Friday, February 09, 2018, 9:00AM - 10:00AM


Emily Grubert

UC Berkeley



Full title

Making better decisions: Integrating socioenvironmental assessment tools with decision science to improve energy systems analysis
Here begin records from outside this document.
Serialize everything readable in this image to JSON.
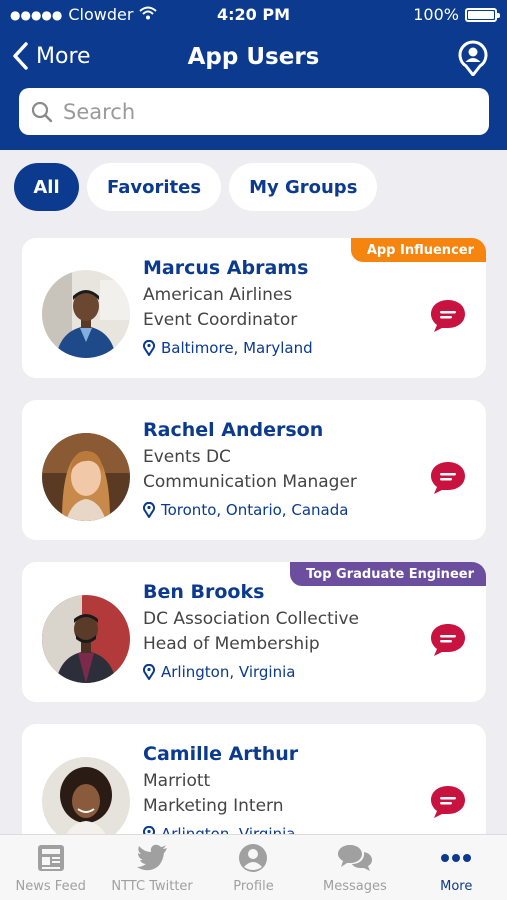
{
  "status_bar": {
    "carrier": "Clowder",
    "time": "4:20 PM",
    "battery": "100%"
  },
  "nav": {
    "back_label": "More",
    "title": "App Users"
  },
  "search": {
    "placeholder": "Search"
  },
  "filters": [
    "All",
    "Favorites",
    "My Groups"
  ],
  "users": [
    {
      "name": "Marcus Abrams",
      "line1": "American Airlines",
      "line2": "Event Coordinator",
      "location": "Baltimore, Maryland",
      "badge": "App Influencer"
    },
    {
      "name": "Rachel Anderson",
      "line1": "Events DC",
      "line2": "Communication Manager",
      "location": "Toronto, Ontario, Canada",
      "badge": ""
    },
    {
      "name": "Ben Brooks",
      "line1": "DC Association Collective",
      "line2": "Head of Membership",
      "location": "Arlington, Virginia",
      "badge": "Top Graduate Engineer"
    },
    {
      "name": "Camille Arthur",
      "line1": "Marriott",
      "line2": "Marketing Intern",
      "location": "Arlington, Virginia",
      "badge": ""
    }
  ],
  "tabbar": {
    "news_feed": "News Feed",
    "twitter": "NTTC Twitter",
    "profile": "Profile",
    "messages": "Messages",
    "more": "More"
  },
  "colors": {
    "brand_blue": "#0b3a8f",
    "chat_red": "#c8123f",
    "badge_orange": "#f5850f",
    "badge_purple": "#6b4f9e"
  }
}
Civil infrastructure systems like water infrastructure are essential to society and play major roles in two of the greatest global challenges of our time: environmental degradation and social inequity. Advancing environmentally sustainable and socially responsible natural resource management around the world will require interdisciplinary solutions to complex challenges. One major area of need is for more robust tools to support multicriteria decisions, particularly in situations with uncertain impacts and widely varying priorities. I argue that by integrating decision science and life cycle assessment, a common engineering tool that aspires to comprehensively characterize socioenvironmental impacts for a subject of interest, policy and other decisions can be more sustainable and responsive to community needs. This talk will investigate two major projects associated with improving life cycle assessment as a decision support tool. The first investigates data quality, using a case study of water requirements for the US energy system. The second investigates multicriteria prioritization, using empirical research in American and Australian communities to present a set of archetypical value systems that can be used to test a decision's robustness given societal preferences. Together, these efforts support better decision making in high-stakes socioenvironmental contexts.


Emily Grubert studies multicriteria decision making, primarily using socioenvironmental assessment tools in natural resources management contexts. Her work focuses on the water-energy nexus, life cycle sustainability assessment, and decision support for civil infrastructure. She is currently a postdoctoral scholar in Civil and Environmental Engineering at UC Berkeley and holds a PhD in Environment and Resources from Stanford.


Free and open to the public.